The president of S.C.'s chapter of the NAACP made an announcement on Dec. 10 that it would protest and march outside a planned Secession Gala in Charleston. Lonnie Randolph, above, says the secession should not be celebrated.
South Carolina — Members of South Carolina’s NAACP will march in protest of a “secession ball” in Charleston later this month which will commemorate the 150th anniversary of South Carolina’s secession from the Union.
State NAACP leaders held two press conferences Friday, spreading the word they will protest the ball and any other sesquicentennial events that they deem disrespectful.
“We are not opposed to observances,” said Lonnie Randolph, state president of the NAACP. “We are opposed to disrespect.”
NAACP members and supporters plan to hold a peaceful march in downtown Charleston the day of the ball, on Dec. 20, followed by a meeting and question-and-answer session focusing on slavery.
Participants will watch segments of “Birth of a Nation,” a 1915 silent film that portrayed Ku Klux Klan members as heroes. Nearby at Charleston’s Gaillard Municipal Auditorium, ball attendees, who will pay $100 a ticket, will don formal, period dress, eat and dance the Virginia Reel as a band plays “Dixie.”

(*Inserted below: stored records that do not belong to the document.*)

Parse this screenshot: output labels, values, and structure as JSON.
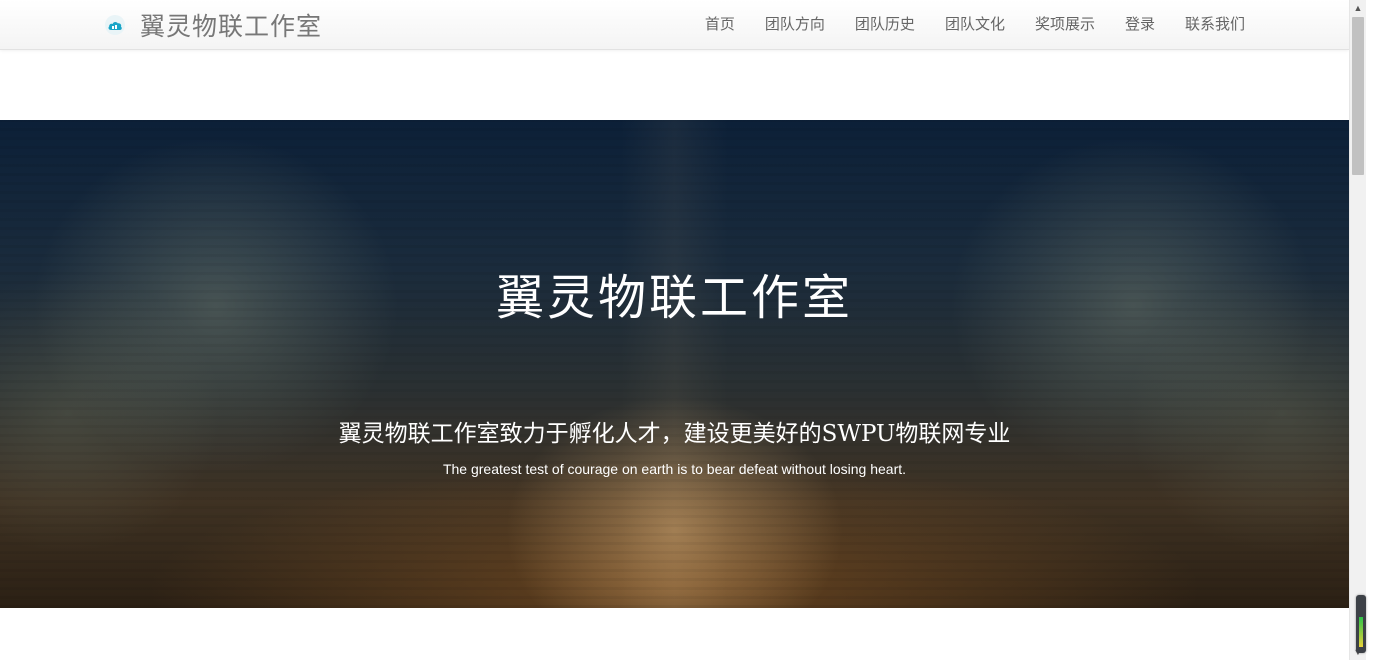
{
  "navbar": {
    "brand_name": "翼灵物联工作室",
    "logo_icon": "cloud-icon",
    "menu": [
      {
        "label": "首页"
      },
      {
        "label": "团队方向"
      },
      {
        "label": "团队历史"
      },
      {
        "label": "团队文化"
      },
      {
        "label": "奖项展示"
      },
      {
        "label": "登录"
      },
      {
        "label": "联系我们"
      }
    ]
  },
  "hero": {
    "title": "翼灵物联工作室",
    "subtitle": "翼灵物联工作室致力于孵化人才，建设更美好的SWPU物联网专业",
    "quote": "The greatest test of courage on earth is to bear defeat without losing heart."
  },
  "colors": {
    "navbar_bg": "#f7f7f7",
    "nav_text": "#666666",
    "brand_text": "#777777",
    "logo_accent": "#1aa5c7",
    "hero_text": "#ffffff"
  }
}
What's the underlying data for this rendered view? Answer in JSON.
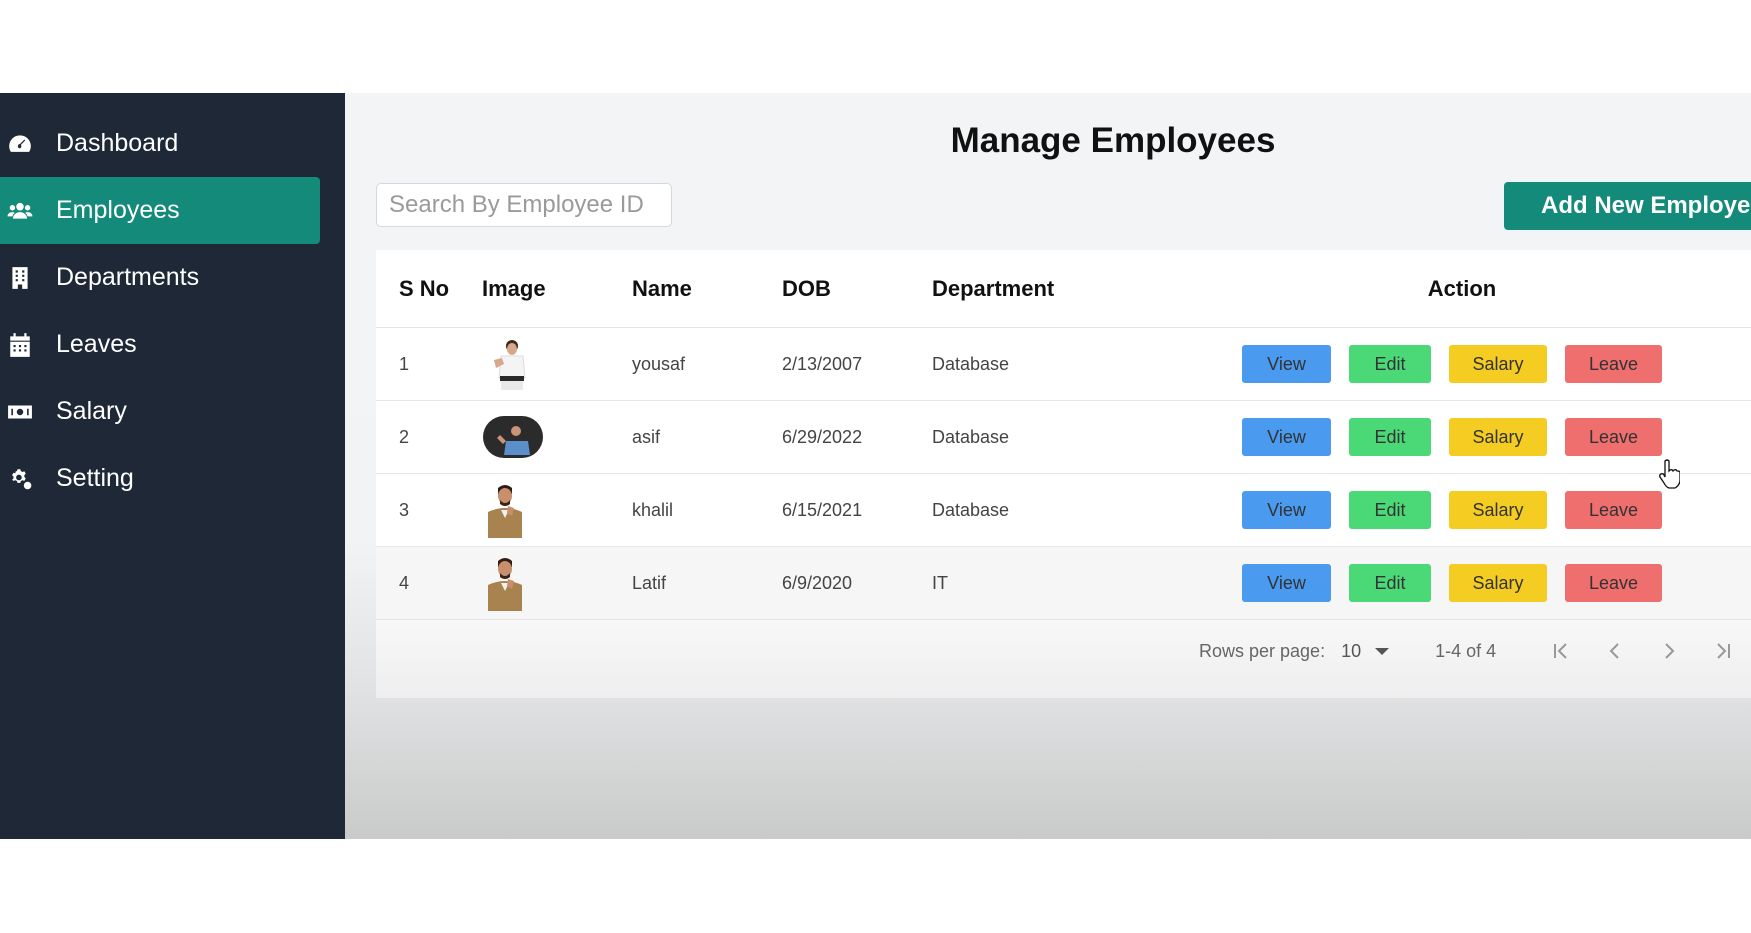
{
  "sidebar": {
    "items": [
      {
        "label": "Dashboard",
        "icon": "gauge-icon",
        "active": false
      },
      {
        "label": "Employees",
        "icon": "users-icon",
        "active": true
      },
      {
        "label": "Departments",
        "icon": "building-icon",
        "active": false
      },
      {
        "label": "Leaves",
        "icon": "calendar-icon",
        "active": false
      },
      {
        "label": "Salary",
        "icon": "money-icon",
        "active": false
      },
      {
        "label": "Setting",
        "icon": "gears-icon",
        "active": false
      }
    ]
  },
  "main": {
    "title": "Manage Employees",
    "search": {
      "placeholder": "Search By Employee ID",
      "value": ""
    },
    "add_button": "Add New Employee",
    "table": {
      "headers": {
        "sno": "S No",
        "image": "Image",
        "name": "Name",
        "dob": "DOB",
        "department": "Department",
        "action": "Action"
      },
      "rows": [
        {
          "sno": "1",
          "name": "yousaf",
          "dob": "2/13/2007",
          "department": "Database"
        },
        {
          "sno": "2",
          "name": "asif",
          "dob": "6/29/2022",
          "department": "Database"
        },
        {
          "sno": "3",
          "name": "khalil",
          "dob": "6/15/2021",
          "department": "Database"
        },
        {
          "sno": "4",
          "name": "Latif",
          "dob": "6/9/2020",
          "department": "IT"
        }
      ],
      "actions": {
        "view": "View",
        "edit": "Edit",
        "salary": "Salary",
        "leave": "Leave"
      }
    },
    "pagination": {
      "rows_per_page_label": "Rows per page:",
      "rows_per_page": "10",
      "range": "1-4 of 4"
    }
  },
  "colors": {
    "sidebar_bg": "#1e2836",
    "accent": "#148a7a",
    "view": "#4a9af0",
    "edit": "#4bd876",
    "salary": "#f4cc22",
    "leave": "#ef6e6e"
  }
}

The evening’s highlight will be a play reenacting the signing of South Carolina’s Ordinance of Secession 150 years ago, which severed the state’s ties with the Union and paved the way for the Civil War. “This is nothing more than a celebration of slavery,” Randolph said of the event.